To fully appreciate this Chinese movie, you probably need to understand the language, the culture, as well as the martial arts within. It is not unusual for the olden day Chinese to speak in metaphors. My dad still does too. The English subtitles can be quite misleading at times. What if you don’t understand Chinese but you are curious about The Grandmaster? I suppose even if you can only get the essence of it, it may still be worthwhile provided that you enjoy watching art house type of movies or you are a fan of the leading actor and actress.
The backdrop is enticing. A story told from Yip Man’s perspective (he who was Bruce Lee’s teacher). From Yip Man’s age of 40 till his old age. Upon the then-grandmaster’s retirement, while the northern China’s grandmaster title was given to Ma San, it was of the old grandmaster’s wish to pass the southern China title to a southerner. Hence the introduction of Yip Man.
Tony Leung is quite possible one of the best actors I have seen. He truly can act with just his eyes. That heighten alertness in face of a real challenge, confidence with a hint of playfulness during a friendly duet, that moment of being mesmerized by the opposite sex, pain and despair, heartache and resignation, or simply that pair of weary eyes having seen too much in life. It is a real treat to see him act as Yip Man. This movie has provided him much opportunity to shine.

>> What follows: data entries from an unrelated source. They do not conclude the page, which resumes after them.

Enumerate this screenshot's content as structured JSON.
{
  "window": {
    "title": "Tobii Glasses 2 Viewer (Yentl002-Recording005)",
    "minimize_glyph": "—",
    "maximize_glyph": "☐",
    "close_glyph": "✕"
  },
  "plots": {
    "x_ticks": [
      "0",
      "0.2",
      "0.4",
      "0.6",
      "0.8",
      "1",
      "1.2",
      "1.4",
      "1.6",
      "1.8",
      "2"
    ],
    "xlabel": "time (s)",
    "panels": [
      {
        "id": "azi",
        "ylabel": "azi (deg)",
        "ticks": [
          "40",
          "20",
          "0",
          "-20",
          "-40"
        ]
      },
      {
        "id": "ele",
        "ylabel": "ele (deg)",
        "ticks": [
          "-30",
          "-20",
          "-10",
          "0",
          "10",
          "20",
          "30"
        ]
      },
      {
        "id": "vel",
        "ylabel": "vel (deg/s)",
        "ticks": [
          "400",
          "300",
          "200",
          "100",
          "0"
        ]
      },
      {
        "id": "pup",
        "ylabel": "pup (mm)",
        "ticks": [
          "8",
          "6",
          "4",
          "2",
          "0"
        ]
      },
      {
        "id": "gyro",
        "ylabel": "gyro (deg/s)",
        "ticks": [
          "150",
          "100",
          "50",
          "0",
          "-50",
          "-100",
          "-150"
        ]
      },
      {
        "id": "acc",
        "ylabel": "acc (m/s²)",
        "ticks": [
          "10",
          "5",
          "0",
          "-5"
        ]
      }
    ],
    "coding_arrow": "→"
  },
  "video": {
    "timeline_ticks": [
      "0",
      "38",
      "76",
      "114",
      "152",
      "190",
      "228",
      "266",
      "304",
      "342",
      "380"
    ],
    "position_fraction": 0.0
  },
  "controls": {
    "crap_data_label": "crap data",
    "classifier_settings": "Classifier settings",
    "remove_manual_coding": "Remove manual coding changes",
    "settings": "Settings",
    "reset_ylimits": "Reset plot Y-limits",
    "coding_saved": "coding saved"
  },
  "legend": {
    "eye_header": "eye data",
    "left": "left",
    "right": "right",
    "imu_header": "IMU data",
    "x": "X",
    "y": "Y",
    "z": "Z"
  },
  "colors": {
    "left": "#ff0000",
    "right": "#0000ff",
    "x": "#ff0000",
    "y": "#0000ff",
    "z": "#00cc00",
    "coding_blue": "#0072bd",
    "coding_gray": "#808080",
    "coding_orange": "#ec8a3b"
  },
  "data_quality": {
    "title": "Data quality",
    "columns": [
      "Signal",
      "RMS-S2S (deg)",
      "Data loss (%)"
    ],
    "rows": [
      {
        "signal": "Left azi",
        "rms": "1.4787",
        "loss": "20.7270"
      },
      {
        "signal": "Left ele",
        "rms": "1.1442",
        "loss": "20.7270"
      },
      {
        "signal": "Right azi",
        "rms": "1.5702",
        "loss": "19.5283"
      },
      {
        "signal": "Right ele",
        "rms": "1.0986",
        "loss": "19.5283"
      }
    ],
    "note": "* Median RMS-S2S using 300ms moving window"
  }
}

Zhang Ziyi plays the role of Gong Er, the daughter of the then-grandmaster. While the range of emotion given is not as wide as Yip Man’s role, Zhang Ziyi has certainly chilled me with her coldness, pained me with her rare tenderness. Her acting too is convincing.
The martial art scenes are pretty impressive. With modern technology and the extreme slow motion close-up playback, the action is exciting to watch. But here lies the problem. The director Wong Kar-wai has cast this film in an art house setting (like his last movie My Blueberry Nights). Take away the breathtaking action and the engaging acting is a series of artistic shots such as water peddles and street scenery, Buddha statues and candles. The gaps can be extremely slow. I found myself wanting to see the next action or acting scene and skip the excessive artistic frames.
One good example is the character Yixiantian “The Razor”. The film has devoted quite a bit of airtime to develop The Rezor. He has absolutely zero contribution to the main story except that one interaction he has with Gong Er on a train. Even that does not materialize into anything. The story goes on telling more about The Razor – humorous I must say – whereby taking all in, I wouldn’t miss a thing if the director has decided to cut this character away. Maybe I am missing something significant here. I don’t know.
Also, the resolution between Yip Man and his wife (played by a Korean actress Song Hye-kyo) appears to be fuzzy. Is it because there is a lack of real life documentation of his marriage? Or is it the director’s intention to have us thinking? I thought for a bit. Then I gave up.
Another of his movie that is low in entertainment but probably high in artistic value.